(Recorded data)
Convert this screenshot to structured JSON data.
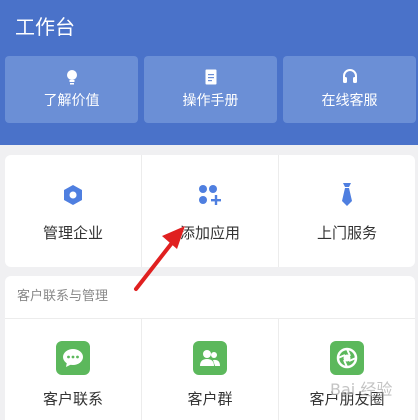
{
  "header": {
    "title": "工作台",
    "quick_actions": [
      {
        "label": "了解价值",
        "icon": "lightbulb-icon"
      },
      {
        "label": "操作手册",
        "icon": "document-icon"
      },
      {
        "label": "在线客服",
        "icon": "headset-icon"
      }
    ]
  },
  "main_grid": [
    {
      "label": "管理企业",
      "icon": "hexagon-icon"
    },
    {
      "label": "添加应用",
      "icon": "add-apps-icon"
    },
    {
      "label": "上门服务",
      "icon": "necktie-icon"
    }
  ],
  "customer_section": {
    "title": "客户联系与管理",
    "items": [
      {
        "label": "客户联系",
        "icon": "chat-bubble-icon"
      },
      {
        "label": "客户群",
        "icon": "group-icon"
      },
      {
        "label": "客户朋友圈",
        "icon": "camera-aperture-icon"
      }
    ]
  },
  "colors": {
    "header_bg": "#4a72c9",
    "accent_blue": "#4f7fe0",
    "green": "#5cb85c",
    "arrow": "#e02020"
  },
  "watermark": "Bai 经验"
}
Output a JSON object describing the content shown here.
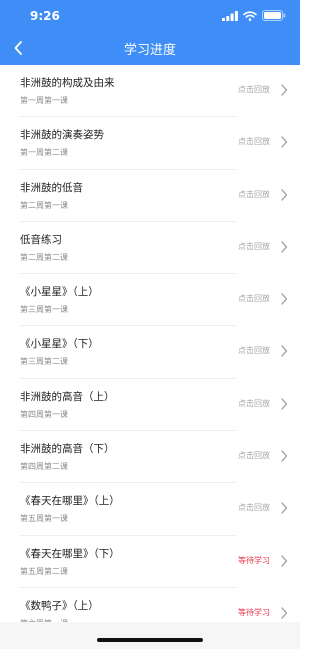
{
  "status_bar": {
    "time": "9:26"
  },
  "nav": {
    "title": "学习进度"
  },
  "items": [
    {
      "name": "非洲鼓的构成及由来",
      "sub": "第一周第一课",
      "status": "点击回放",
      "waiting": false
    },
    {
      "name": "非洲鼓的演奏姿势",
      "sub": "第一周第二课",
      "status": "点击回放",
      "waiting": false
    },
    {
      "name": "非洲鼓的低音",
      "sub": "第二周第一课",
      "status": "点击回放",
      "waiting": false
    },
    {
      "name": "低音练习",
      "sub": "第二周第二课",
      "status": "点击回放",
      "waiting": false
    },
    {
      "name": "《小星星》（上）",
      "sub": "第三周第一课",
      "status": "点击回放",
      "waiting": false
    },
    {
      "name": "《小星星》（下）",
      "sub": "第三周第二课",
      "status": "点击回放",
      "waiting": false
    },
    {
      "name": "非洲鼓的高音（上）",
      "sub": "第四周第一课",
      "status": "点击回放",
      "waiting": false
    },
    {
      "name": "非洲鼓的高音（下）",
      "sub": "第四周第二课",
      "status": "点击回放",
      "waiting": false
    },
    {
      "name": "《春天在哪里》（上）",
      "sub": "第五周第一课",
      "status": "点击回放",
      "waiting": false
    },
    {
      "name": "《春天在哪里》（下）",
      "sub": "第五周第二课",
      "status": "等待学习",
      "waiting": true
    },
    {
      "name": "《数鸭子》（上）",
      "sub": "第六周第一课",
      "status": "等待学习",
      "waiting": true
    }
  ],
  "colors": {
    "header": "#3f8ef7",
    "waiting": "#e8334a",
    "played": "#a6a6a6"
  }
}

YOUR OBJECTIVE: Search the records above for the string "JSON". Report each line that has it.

RESPONSE AREA:
Convert this screenshot to structured JSON data.
Output a JSON object describing the content shown here.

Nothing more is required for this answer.